▶ [Exercise directions]:
Whenever the word "this" shows up in a line of the data, copy that line.

== Input records

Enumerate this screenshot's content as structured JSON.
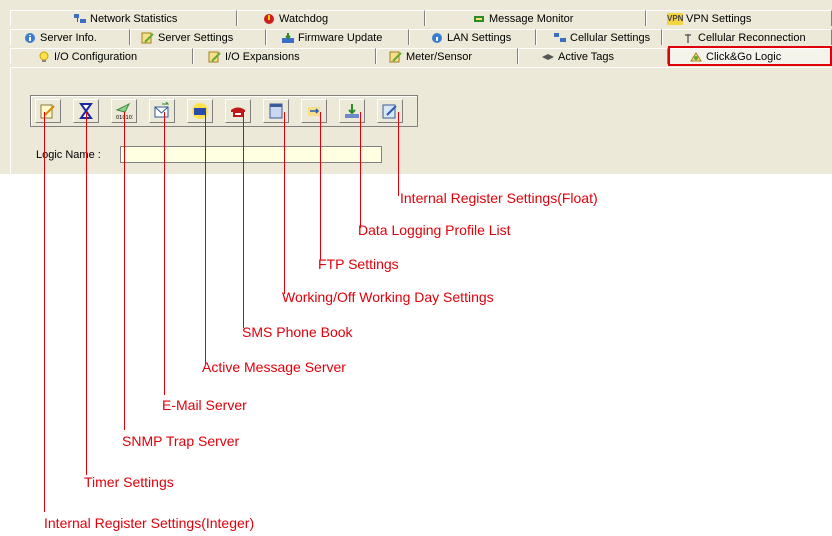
{
  "tabs": {
    "row1": [
      {
        "label": "Network Statistics",
        "icon": "network-stats-icon"
      },
      {
        "label": "Watchdog",
        "icon": "watchdog-icon"
      },
      {
        "label": "Message Monitor",
        "icon": "message-monitor-icon"
      },
      {
        "label": "VPN Settings",
        "icon": "vpn-icon",
        "icon_text": "VPN"
      }
    ],
    "row2": [
      {
        "label": "Server Info.",
        "icon": "info-icon"
      },
      {
        "label": "Server Settings",
        "icon": "server-settings-icon"
      },
      {
        "label": "Firmware Update",
        "icon": "firmware-icon"
      },
      {
        "label": "LAN Settings",
        "icon": "lan-icon"
      },
      {
        "label": "Cellular Settings",
        "icon": "cellular-icon"
      },
      {
        "label": "Cellular Reconnection",
        "icon": "antenna-icon"
      }
    ],
    "row3": [
      {
        "label": "I/O Configuration",
        "icon": "bulb-icon"
      },
      {
        "label": "I/O Expansions",
        "icon": "expansion-icon"
      },
      {
        "label": "Meter/Sensor",
        "icon": "meter-icon"
      },
      {
        "label": "Active Tags",
        "icon": "tags-icon"
      },
      {
        "label": "Click&Go Logic",
        "icon": "logic-icon",
        "selected": true
      }
    ]
  },
  "toolbar_buttons": [
    {
      "name": "internal-register-integer",
      "icon": "edit-icon"
    },
    {
      "name": "timer-settings",
      "icon": "hourglass-icon"
    },
    {
      "name": "snmp-trap-server",
      "icon": "snmp-icon",
      "icon_text": "010101"
    },
    {
      "name": "email-server",
      "icon": "email-icon"
    },
    {
      "name": "active-message-server",
      "icon": "active-message-icon"
    },
    {
      "name": "sms-phone-book",
      "icon": "phone-icon"
    },
    {
      "name": "working-day-settings",
      "icon": "calendar-icon"
    },
    {
      "name": "ftp-settings",
      "icon": "ftp-icon"
    },
    {
      "name": "data-logging-profile-list",
      "icon": "data-logging-icon"
    },
    {
      "name": "internal-register-float",
      "icon": "float-register-icon"
    }
  ],
  "logic_name": {
    "label": "Logic Name :",
    "value": ""
  },
  "callouts": [
    "Internal Register Settings(Integer)",
    "Timer Settings",
    "SNMP Trap Server",
    "E-Mail Server",
    "Active Message Server",
    "SMS Phone Book",
    "Working/Off Working Day Settings",
    "FTP Settings",
    "Data Logging Profile List",
    "Internal Register Settings(Float)"
  ],
  "colors": {
    "annotation": "#e0000a",
    "window": "#ece9d8",
    "field": "#ffffe1"
  }
}
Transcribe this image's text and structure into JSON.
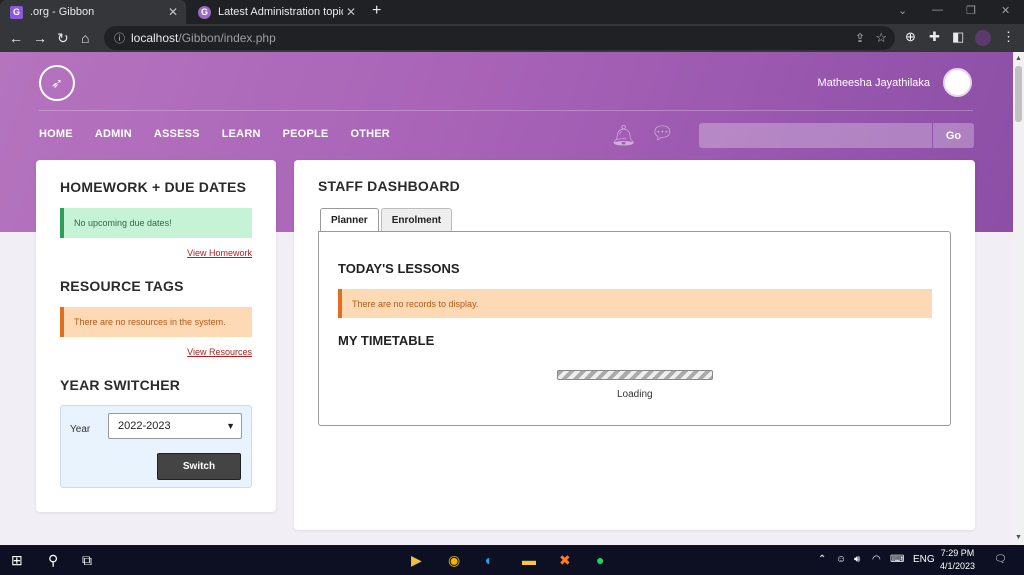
{
  "browser": {
    "tabs": [
      {
        "favicon": "G",
        "label": ".org - Gibbon"
      },
      {
        "favicon": "G",
        "label": "Latest Administration topics - Gib"
      }
    ],
    "url_host": "localhost",
    "url_path": "/Gibbon/index.php"
  },
  "header": {
    "user_name": "Matheesha Jayathilaka",
    "nav": [
      "HOME",
      "ADMIN",
      "ASSESS",
      "LEARN",
      "PEOPLE",
      "OTHER"
    ],
    "go_label": "Go"
  },
  "sidebar": {
    "homework_title": "HOMEWORK + DUE DATES",
    "homework_alert": "No upcoming due dates!",
    "homework_link": "View Homework",
    "resources_title": "RESOURCE TAGS",
    "resources_alert": "There are no resources in the system.",
    "resources_link": "View Resources",
    "year_title": "YEAR SWITCHER",
    "year_label": "Year",
    "year_value": "2022-2023",
    "switch_label": "Switch"
  },
  "main": {
    "title": "STAFF DASHBOARD",
    "tabs": [
      "Planner",
      "Enrolment"
    ],
    "lessons_title": "TODAY'S LESSONS",
    "lessons_alert": "There are no records to display.",
    "timetable_title": "MY TIMETABLE",
    "loading_text": "Loading"
  },
  "taskbar": {
    "lang": "ENG",
    "time": "7:29 PM",
    "date": "4/1/2023"
  },
  "colors": {
    "hero_start": "#b574be",
    "hero_end": "#8c4ea6",
    "success": "#2e9e59",
    "warning": "#e0701e"
  }
}
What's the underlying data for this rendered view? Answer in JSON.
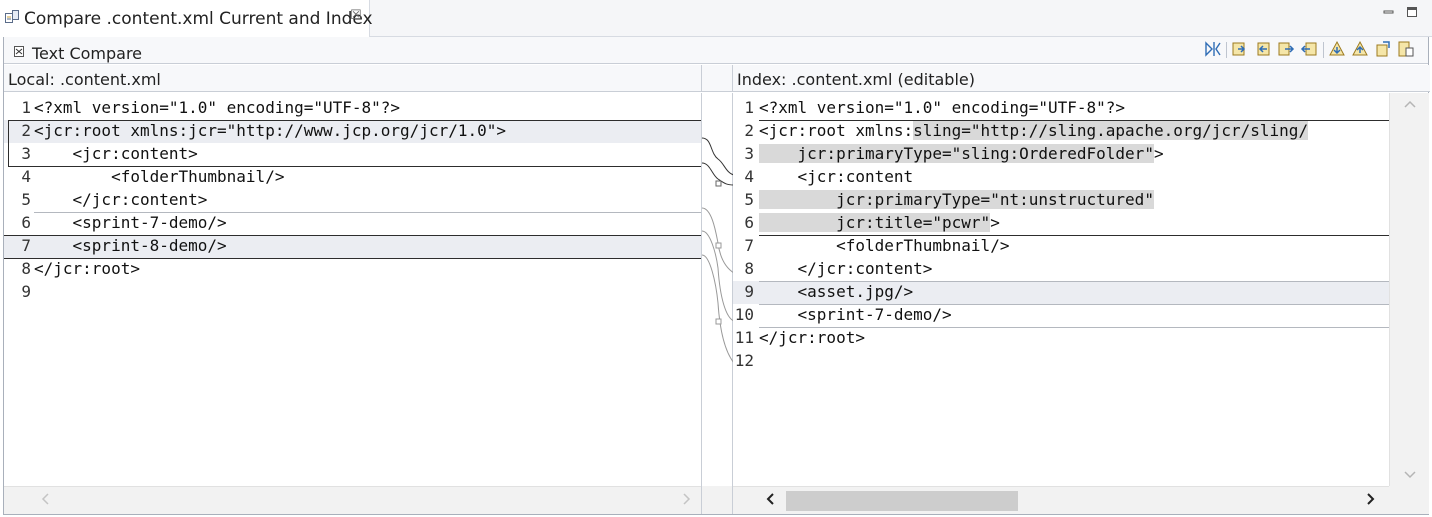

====

▶ [Answer space]:
Enumerate this screenshot's content as structured JSON.
Transcribe this image's text and structure into JSON.
What's the underlying data for this rendered view? Answer in JSON.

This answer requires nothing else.